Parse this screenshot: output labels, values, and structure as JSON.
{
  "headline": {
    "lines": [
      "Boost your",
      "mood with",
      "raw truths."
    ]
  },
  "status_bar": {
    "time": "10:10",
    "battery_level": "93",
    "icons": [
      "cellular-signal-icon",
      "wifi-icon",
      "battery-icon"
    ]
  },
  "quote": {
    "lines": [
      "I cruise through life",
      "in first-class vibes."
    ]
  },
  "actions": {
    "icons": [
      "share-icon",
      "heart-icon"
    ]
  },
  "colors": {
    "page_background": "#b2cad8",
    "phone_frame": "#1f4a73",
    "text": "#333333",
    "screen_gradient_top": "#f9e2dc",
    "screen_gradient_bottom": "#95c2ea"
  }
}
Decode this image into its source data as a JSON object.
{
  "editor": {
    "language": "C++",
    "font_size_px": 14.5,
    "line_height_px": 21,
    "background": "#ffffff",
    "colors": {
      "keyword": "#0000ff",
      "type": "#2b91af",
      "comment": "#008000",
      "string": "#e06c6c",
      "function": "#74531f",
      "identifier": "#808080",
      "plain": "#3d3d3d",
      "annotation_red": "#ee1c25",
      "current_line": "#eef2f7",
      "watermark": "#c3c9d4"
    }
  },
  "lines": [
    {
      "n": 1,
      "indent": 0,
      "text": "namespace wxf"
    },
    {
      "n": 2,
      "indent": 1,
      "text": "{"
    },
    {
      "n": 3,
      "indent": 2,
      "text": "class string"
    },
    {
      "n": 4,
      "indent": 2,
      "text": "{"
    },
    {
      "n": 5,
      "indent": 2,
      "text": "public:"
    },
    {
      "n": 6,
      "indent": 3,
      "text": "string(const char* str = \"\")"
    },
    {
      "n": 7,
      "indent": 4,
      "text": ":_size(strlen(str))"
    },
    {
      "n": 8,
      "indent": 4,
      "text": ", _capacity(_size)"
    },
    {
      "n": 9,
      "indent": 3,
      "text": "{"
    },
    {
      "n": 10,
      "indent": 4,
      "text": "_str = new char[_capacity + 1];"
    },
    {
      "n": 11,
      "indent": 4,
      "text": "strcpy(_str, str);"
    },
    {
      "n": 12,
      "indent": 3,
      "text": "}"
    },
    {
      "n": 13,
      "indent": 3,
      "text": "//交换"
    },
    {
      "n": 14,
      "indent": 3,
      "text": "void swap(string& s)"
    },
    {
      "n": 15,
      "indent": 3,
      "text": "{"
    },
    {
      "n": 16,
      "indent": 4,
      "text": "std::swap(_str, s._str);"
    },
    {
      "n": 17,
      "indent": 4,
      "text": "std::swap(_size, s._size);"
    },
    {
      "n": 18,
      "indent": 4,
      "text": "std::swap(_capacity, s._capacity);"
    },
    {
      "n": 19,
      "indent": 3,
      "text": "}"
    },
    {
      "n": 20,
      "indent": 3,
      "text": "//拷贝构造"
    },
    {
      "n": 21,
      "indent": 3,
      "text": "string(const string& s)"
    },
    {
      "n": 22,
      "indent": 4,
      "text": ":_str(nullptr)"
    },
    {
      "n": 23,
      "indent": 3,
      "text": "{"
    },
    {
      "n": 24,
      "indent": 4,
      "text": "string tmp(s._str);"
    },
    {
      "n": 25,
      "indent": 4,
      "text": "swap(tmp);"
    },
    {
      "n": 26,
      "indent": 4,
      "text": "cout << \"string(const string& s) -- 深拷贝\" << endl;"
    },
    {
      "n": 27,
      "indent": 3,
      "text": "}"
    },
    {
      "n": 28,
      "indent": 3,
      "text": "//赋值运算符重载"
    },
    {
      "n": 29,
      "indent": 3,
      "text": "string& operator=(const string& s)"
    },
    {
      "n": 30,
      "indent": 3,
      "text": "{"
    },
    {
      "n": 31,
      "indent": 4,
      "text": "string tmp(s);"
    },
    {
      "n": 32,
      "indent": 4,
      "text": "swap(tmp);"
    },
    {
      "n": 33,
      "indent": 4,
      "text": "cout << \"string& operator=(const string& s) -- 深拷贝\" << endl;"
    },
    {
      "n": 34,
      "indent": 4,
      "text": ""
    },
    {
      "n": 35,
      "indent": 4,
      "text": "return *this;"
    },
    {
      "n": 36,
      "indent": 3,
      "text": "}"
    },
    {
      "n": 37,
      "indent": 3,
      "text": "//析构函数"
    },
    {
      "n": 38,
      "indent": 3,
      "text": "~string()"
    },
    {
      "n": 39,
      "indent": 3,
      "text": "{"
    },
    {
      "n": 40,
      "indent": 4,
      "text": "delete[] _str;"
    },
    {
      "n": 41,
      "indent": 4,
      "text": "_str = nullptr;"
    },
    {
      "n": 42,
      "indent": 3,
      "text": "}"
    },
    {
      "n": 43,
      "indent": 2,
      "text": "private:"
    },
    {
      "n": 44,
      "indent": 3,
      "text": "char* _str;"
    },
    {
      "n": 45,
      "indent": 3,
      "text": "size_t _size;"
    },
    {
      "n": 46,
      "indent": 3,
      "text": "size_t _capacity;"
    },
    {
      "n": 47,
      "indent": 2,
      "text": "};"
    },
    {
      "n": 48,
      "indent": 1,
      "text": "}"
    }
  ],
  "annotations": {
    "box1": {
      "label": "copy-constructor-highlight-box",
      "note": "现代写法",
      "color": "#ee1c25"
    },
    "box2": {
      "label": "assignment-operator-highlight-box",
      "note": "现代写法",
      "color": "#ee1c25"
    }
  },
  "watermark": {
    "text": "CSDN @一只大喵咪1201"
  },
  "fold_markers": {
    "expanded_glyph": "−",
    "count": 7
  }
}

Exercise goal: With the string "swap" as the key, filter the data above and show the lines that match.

Result below:
      "text": "void swap(string& s)"
      "text": "std::swap(_str, s._str);"
      "text": "std::swap(_size, s._size);"
      "text": "std::swap(_capacity, s._capacity);"
      "text": "swap(tmp);"
      "text": "swap(tmp);"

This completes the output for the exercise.